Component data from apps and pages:
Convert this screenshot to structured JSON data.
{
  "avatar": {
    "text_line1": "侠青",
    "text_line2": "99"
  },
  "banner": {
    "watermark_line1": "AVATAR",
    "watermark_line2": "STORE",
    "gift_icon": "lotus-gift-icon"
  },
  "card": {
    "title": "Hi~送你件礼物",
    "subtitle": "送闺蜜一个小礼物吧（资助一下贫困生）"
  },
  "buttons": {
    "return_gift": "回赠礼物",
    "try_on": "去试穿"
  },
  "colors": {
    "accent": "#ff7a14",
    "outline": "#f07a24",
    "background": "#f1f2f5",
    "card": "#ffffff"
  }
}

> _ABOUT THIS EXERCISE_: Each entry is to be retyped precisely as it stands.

> _EXERCISE SOLUTION_:
Convert this screenshot to structured JSON data.
{
  "avatar": {
    "text_line1": "侠青",
    "text_line2": "99"
  },
  "banner": {
    "watermark_line1": "AVATAR",
    "watermark_line2": "STORE",
    "gift_icon": "lotus-gift-icon"
  },
  "card": {
    "title": "Hi~送你件礼物",
    "subtitle": "送闺蜜一个小礼物吧（资助一下贫困生）"
  },
  "buttons": {
    "return_gift": "回赠礼物",
    "try_on": "去试穿"
  },
  "colors": {
    "accent": "#ff7a14",
    "outline": "#f07a24",
    "background": "#f1f2f5",
    "card": "#ffffff"
  }
}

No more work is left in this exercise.